• [What to do]: What lines in the records below mention "bullfinch"? List them all.

::: Data for this task

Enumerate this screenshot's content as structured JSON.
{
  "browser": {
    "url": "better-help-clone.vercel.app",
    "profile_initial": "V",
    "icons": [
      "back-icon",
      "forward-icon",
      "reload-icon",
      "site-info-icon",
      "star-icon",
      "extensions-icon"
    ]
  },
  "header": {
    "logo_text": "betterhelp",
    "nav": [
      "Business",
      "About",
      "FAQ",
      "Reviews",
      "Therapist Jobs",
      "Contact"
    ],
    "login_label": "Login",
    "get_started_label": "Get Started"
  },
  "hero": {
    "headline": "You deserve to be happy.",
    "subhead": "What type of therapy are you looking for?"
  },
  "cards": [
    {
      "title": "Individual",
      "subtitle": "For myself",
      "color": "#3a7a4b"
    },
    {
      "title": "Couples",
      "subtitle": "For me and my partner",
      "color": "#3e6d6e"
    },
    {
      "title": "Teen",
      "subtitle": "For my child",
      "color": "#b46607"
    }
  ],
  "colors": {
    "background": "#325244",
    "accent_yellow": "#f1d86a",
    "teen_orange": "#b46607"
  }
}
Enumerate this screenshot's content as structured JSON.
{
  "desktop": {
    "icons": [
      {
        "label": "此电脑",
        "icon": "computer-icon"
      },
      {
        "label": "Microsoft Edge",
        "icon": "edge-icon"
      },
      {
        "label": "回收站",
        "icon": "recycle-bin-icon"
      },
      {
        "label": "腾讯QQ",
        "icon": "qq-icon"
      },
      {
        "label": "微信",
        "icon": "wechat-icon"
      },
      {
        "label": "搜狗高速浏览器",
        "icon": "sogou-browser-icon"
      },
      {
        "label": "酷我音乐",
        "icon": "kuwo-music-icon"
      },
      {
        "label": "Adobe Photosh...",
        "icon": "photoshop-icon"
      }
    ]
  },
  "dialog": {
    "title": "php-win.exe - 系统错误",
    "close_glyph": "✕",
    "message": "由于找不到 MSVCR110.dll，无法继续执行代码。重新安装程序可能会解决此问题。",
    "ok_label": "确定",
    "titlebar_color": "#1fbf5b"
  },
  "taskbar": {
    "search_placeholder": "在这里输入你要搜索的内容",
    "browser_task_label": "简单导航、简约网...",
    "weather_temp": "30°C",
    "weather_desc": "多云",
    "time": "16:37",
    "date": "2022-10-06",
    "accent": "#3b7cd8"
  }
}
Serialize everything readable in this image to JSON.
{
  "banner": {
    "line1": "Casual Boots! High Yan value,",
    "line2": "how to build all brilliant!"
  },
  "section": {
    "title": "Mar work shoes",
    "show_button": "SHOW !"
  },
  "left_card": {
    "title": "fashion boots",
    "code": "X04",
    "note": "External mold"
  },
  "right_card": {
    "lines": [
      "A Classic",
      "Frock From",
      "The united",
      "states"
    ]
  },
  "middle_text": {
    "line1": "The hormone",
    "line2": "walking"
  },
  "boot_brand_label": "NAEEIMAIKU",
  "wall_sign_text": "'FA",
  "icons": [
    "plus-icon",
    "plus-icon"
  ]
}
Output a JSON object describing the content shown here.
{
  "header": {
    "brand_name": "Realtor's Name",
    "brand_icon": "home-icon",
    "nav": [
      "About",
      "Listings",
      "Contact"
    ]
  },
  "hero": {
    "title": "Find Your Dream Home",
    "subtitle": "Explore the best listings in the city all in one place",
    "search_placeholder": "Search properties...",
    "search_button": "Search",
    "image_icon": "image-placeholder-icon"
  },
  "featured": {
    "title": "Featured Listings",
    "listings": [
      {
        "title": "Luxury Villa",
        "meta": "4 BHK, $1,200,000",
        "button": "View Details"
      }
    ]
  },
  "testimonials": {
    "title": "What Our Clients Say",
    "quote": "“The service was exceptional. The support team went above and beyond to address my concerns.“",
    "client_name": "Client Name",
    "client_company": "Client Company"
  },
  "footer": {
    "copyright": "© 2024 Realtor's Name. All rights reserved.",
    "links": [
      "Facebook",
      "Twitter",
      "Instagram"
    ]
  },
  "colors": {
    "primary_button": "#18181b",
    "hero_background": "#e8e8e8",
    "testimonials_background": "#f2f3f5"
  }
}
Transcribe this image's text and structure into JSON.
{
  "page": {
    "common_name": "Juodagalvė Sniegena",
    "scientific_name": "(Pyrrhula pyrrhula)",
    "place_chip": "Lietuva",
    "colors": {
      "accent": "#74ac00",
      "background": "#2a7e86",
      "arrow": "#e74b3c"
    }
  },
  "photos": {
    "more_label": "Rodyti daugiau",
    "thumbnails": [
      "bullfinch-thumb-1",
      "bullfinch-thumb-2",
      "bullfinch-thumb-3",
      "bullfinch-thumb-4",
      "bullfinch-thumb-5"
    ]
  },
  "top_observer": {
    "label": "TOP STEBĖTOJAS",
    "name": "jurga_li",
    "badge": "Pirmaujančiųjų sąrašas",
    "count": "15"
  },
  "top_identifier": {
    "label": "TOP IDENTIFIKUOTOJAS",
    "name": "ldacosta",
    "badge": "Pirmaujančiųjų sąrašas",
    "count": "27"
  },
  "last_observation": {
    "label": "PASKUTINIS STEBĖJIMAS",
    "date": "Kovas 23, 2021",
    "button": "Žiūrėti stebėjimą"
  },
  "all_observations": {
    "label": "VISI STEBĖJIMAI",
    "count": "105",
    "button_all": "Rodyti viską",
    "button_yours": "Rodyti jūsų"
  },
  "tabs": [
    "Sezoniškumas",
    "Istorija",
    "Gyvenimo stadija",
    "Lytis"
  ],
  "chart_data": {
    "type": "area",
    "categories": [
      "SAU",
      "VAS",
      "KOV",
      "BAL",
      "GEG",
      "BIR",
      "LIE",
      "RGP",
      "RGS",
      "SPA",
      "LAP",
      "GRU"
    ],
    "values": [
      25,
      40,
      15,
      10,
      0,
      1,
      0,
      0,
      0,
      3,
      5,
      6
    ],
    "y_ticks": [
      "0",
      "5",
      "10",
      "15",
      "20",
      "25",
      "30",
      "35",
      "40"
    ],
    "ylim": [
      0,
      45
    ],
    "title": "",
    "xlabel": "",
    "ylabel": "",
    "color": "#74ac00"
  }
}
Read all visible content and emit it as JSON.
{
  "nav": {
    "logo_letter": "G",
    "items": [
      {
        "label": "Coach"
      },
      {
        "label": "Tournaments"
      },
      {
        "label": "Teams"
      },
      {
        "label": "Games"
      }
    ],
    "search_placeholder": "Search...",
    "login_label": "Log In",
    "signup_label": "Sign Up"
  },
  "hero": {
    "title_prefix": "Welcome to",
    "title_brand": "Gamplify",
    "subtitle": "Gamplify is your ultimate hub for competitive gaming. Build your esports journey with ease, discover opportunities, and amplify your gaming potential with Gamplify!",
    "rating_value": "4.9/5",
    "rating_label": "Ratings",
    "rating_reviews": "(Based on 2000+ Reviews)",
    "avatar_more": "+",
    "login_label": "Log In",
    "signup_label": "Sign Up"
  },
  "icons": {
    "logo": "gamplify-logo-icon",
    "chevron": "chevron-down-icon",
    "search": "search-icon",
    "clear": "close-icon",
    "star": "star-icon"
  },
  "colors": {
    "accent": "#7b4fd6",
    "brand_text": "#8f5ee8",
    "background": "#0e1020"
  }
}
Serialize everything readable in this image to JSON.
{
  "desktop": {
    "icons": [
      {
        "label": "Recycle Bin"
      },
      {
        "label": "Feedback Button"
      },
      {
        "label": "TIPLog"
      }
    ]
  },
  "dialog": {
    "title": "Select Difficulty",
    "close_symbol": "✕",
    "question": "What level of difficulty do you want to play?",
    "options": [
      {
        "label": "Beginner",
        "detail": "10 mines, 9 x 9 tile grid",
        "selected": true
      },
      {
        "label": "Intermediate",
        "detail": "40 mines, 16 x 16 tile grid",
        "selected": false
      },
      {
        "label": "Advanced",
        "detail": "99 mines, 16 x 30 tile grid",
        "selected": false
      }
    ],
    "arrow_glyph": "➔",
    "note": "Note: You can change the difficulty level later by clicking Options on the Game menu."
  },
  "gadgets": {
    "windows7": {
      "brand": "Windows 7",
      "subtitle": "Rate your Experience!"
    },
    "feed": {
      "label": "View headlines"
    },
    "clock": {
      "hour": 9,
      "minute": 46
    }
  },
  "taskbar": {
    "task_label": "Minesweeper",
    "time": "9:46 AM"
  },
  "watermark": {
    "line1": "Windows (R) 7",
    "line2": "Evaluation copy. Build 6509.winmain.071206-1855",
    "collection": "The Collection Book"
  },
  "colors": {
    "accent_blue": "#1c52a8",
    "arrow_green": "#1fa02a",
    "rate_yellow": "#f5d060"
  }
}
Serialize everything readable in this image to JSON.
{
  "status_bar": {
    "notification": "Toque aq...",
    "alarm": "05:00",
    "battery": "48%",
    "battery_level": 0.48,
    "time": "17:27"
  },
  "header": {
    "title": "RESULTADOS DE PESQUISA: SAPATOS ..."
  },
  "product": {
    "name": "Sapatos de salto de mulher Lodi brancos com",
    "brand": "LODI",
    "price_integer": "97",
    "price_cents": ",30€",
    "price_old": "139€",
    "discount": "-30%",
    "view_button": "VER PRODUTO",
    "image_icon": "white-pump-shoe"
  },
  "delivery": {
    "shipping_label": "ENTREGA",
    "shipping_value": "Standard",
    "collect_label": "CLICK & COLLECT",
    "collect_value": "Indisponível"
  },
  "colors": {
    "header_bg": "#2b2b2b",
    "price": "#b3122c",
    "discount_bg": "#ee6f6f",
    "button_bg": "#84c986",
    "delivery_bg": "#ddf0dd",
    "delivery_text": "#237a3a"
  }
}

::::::

• [Response area]:
      "bullfinch-thumb-1",
      "bullfinch-thumb-2",
      "bullfinch-thumb-3",
      "bullfinch-thumb-4",
      "bullfinch-thumb-5"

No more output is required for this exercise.